Completed ballots must be postmarked on or before Election Day on November 3

MINNEAPOLIS — Election Day is coming up quick.

If you're concerned about coronavirus and want to avoid waiting in line at the polls, you can request an absentee ballot to vote early by mail

You don't need to be registered to vote to get an absentee ballot, and you can request one any time during the year, except on Election Day. To get an absentee ballot mailed to you, you'll need:

  • To be eligible to register and vote in Minnesota
  • An email address
  • Your identification number: Minnesota-issued driver's license, Minnesota ID card or last 4 digits of Social Security Number

No email? You'll have to apply for an absentee ballot with a paper form.

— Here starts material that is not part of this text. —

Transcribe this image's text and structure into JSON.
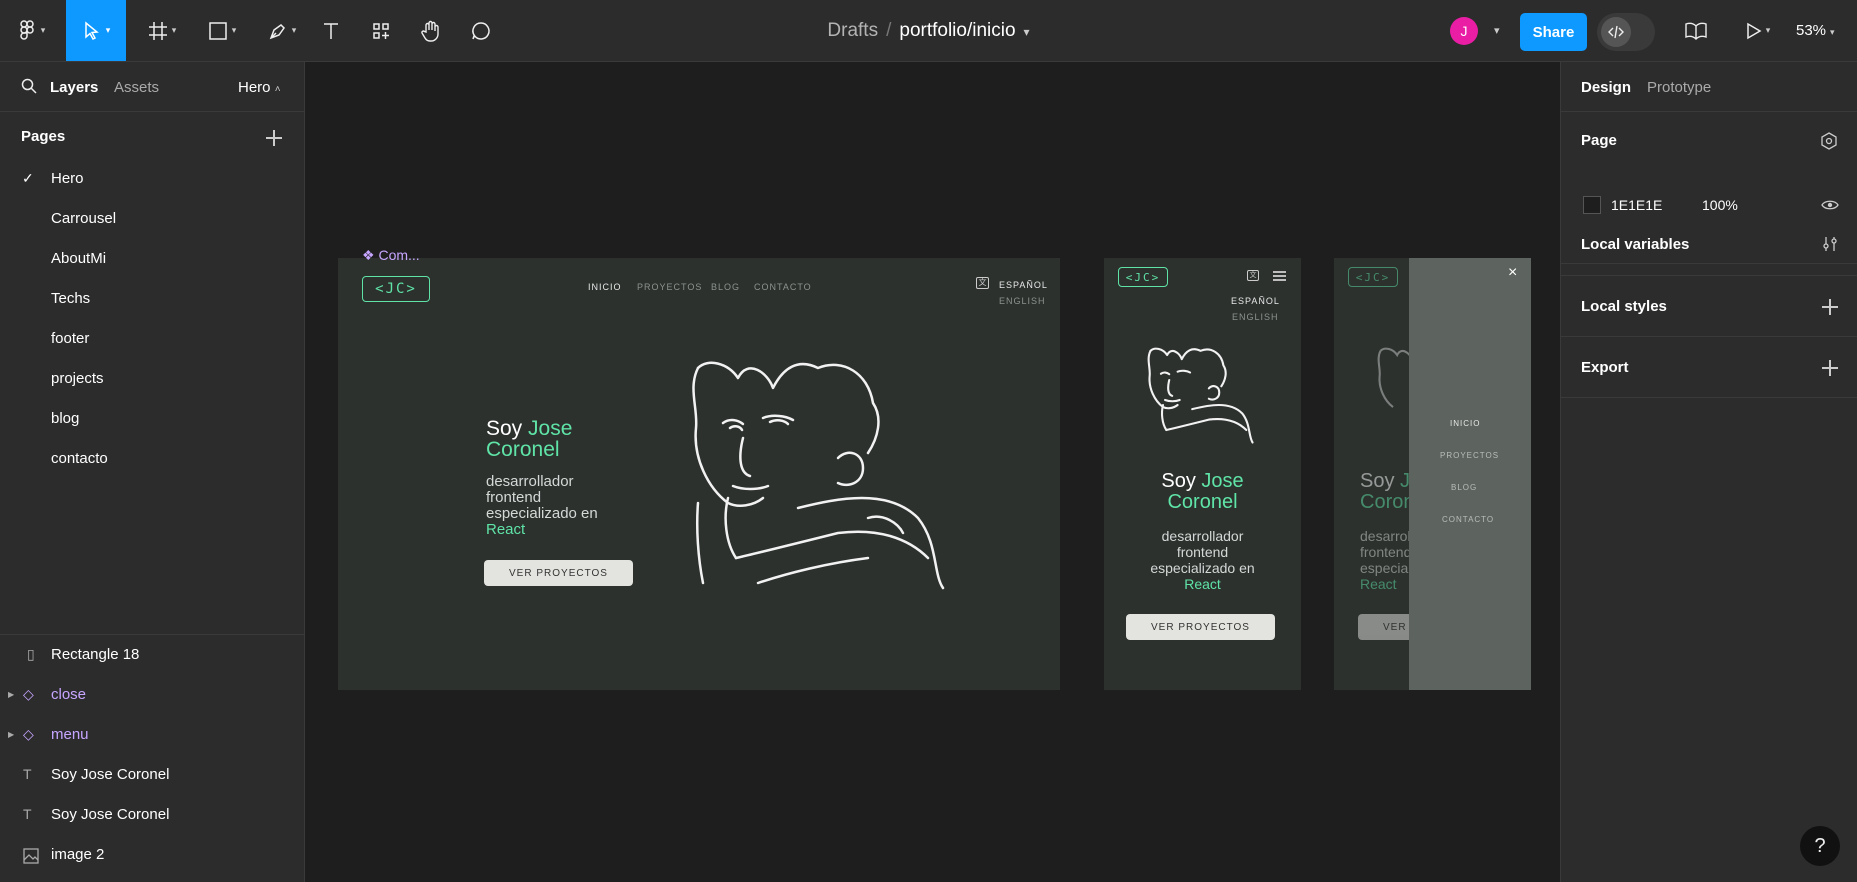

Absentee ballot applications can be returned to your county election office by mail, fax or email.

For the 2020 general election in Minnesota, ballots must be postmarked on or before Election Day on November 3, and received by your county election office within seven calendar days, by November 10. Ballots can be returned by traditional USPS mail or any package delivery service, such as UPS or FedEx.

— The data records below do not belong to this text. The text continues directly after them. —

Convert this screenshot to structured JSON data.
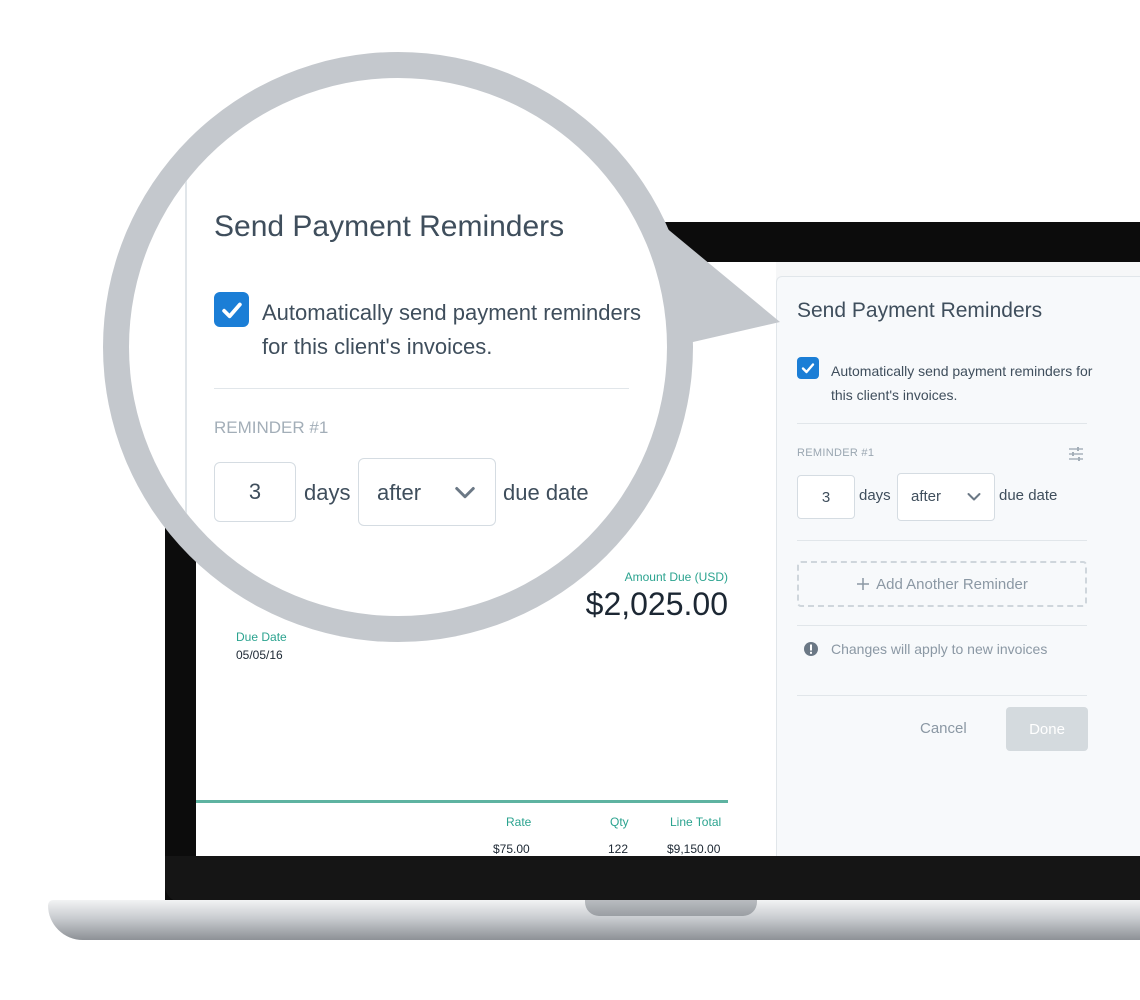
{
  "panel": {
    "title": "Send Payment Reminders",
    "auto_send_checked": true,
    "auto_send_label": "Automatically send payment reminders for this client's invoices.",
    "reminder_label": "REMINDER #1",
    "days_value": "3",
    "days_unit": "days",
    "timing_selected": "after",
    "due_date_text": "due date",
    "add_reminder_label": "Add Another Reminder",
    "info_text": "Changes will apply to new invoices",
    "cancel_label": "Cancel",
    "done_label": "Done"
  },
  "invoice": {
    "amount_due_label": "Amount Due (USD)",
    "amount_due_value": "$2,025.00",
    "due_date_label": "Due Date",
    "due_date_value": "05/05/16",
    "columns": {
      "rate": "Rate",
      "qty": "Qty",
      "line_total": "Line Total"
    },
    "row": {
      "rate": "$75.00",
      "qty": "122",
      "line_total": "$9,150.00"
    }
  },
  "colors": {
    "accent_blue": "#1b7ed6",
    "accent_teal": "#2ba38f",
    "done_disabled": "#d4dade"
  },
  "icons": [
    "checkmark-icon",
    "chevron-down-icon",
    "settings-sliders-icon",
    "plus-icon",
    "info-icon"
  ]
}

You can return your ballot in person no later than 3 p.m. on Election Day to the office that sent your ballot. You're allowed to drop off ballots for up to three other voters, but you'll need ID with the name and signature if returning for someone else.

Because of COVID-19, there is no witness requirement for registered voters for the general election. If you're not registered to vote, you will need a witness to indicate proof of residence.

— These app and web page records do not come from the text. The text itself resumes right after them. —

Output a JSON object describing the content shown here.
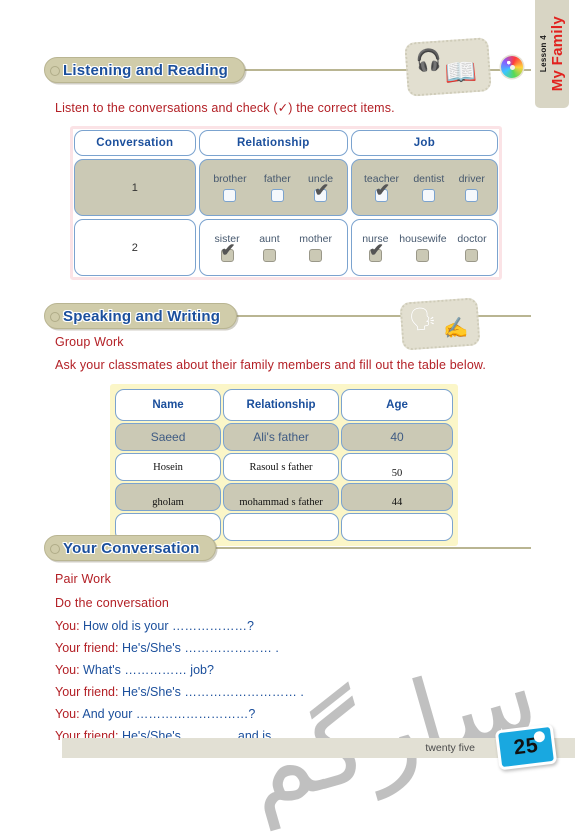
{
  "lesson_tab": {
    "lesson_no": "Lesson 4",
    "lesson_name": "My Family"
  },
  "icons": {
    "globe": "cd-disc-icon",
    "listening": "headphones-book-icon",
    "speaking": "speaking-head-writing-hand-icon"
  },
  "colors": {
    "heading_blue": "#1b4f9c",
    "instruction_red": "#b32026",
    "pill_tan": "#d0ccaa",
    "shaded_row": "#cbc9b5",
    "table1_border_pink": "#fbe3e6",
    "table2_border_yellow": "#fbf6c8",
    "page_badge_blue": "#19a8e0"
  },
  "sections": [
    {
      "title": "Listening and Reading"
    },
    {
      "title": "Speaking and Writing"
    },
    {
      "title": "Your Conversation"
    }
  ],
  "instructions": {
    "listening": "Listen to the conversations and check (✓) the correct items.",
    "group_work": "Group Work",
    "speaking": "Ask your classmates about their family members and fill out the table below.",
    "pair_work": "Pair Work",
    "do_conversation": "Do the conversation"
  },
  "table1": {
    "headers": [
      "Conversation",
      "Relationship",
      "Job"
    ],
    "rows": [
      {
        "number": "1",
        "shaded": true,
        "relationship": [
          {
            "label": "brother",
            "checked": false
          },
          {
            "label": "father",
            "checked": false
          },
          {
            "label": "uncle",
            "checked": true
          }
        ],
        "job": [
          {
            "label": "teacher",
            "checked": true
          },
          {
            "label": "dentist",
            "checked": false
          },
          {
            "label": "driver",
            "checked": false
          }
        ]
      },
      {
        "number": "2",
        "shaded": false,
        "relationship": [
          {
            "label": "sister",
            "checked": true
          },
          {
            "label": "aunt",
            "checked": false
          },
          {
            "label": "mother",
            "checked": false
          }
        ],
        "job": [
          {
            "label": "nurse",
            "checked": true
          },
          {
            "label": "housewife",
            "checked": false
          },
          {
            "label": "doctor",
            "checked": false
          }
        ]
      }
    ]
  },
  "table2": {
    "headers": [
      "Name",
      "Relationship",
      "Age"
    ],
    "rows": [
      {
        "name": "Saeed",
        "relationship": "Ali's father",
        "age": "40",
        "style": "print",
        "shaded": true
      },
      {
        "name": "Hosein",
        "relationship": "Rasoul s father",
        "age": "50",
        "style": "hand",
        "shaded": false
      },
      {
        "name": "gholam",
        "relationship": "mohammad s father",
        "age": "44",
        "style": "hand",
        "shaded": true
      },
      {
        "name": "",
        "relationship": "",
        "age": "",
        "style": "print",
        "shaded": false
      }
    ]
  },
  "conversation": [
    {
      "speaker": "You: ",
      "text": "How old is your ………………?"
    },
    {
      "speaker": "Your friend: ",
      "text": "He's/She's ………………… ."
    },
    {
      "speaker": "You: ",
      "text": "What's ……………  job?"
    },
    {
      "speaker": "Your friend: ",
      "text": "He's/She's ……………………… ."
    },
    {
      "speaker": "You: ",
      "text": "And your ………………………?"
    },
    {
      "speaker": "Your friend: ",
      "text": "He's/She's ………… and is …………………… ."
    }
  ],
  "footer": {
    "page_word": "twenty five",
    "page_number": "25"
  },
  "watermark": {
    "text": "سارگم"
  }
}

RELATED: Minneapolis to move 50 polling locations for upcoming elections

Once your absentee ballot is submitted, you can track its status online.

Not sure if you're eligible to vote? In Minnesota, you must:

  • Be at least 18 years old on Election Day
  • Be a United States citizen
  • Have resided in Minnesota for 20 days immediately preceding Election Day
  • Have any felony conviction record discharged, expired or completed
  • Not be under court-ordered guardianship where a court has revoked your voting rights
  • Not have been ruled legally incompetent by a court of law

Want to see who's on your ballot? Plug in your address using the state's My Ballot tool to get a list of candidates on the ballot in your precinct.

RELATED: USPS warns states about mail-in ballot deadlines, but Minnesota already has an extension in place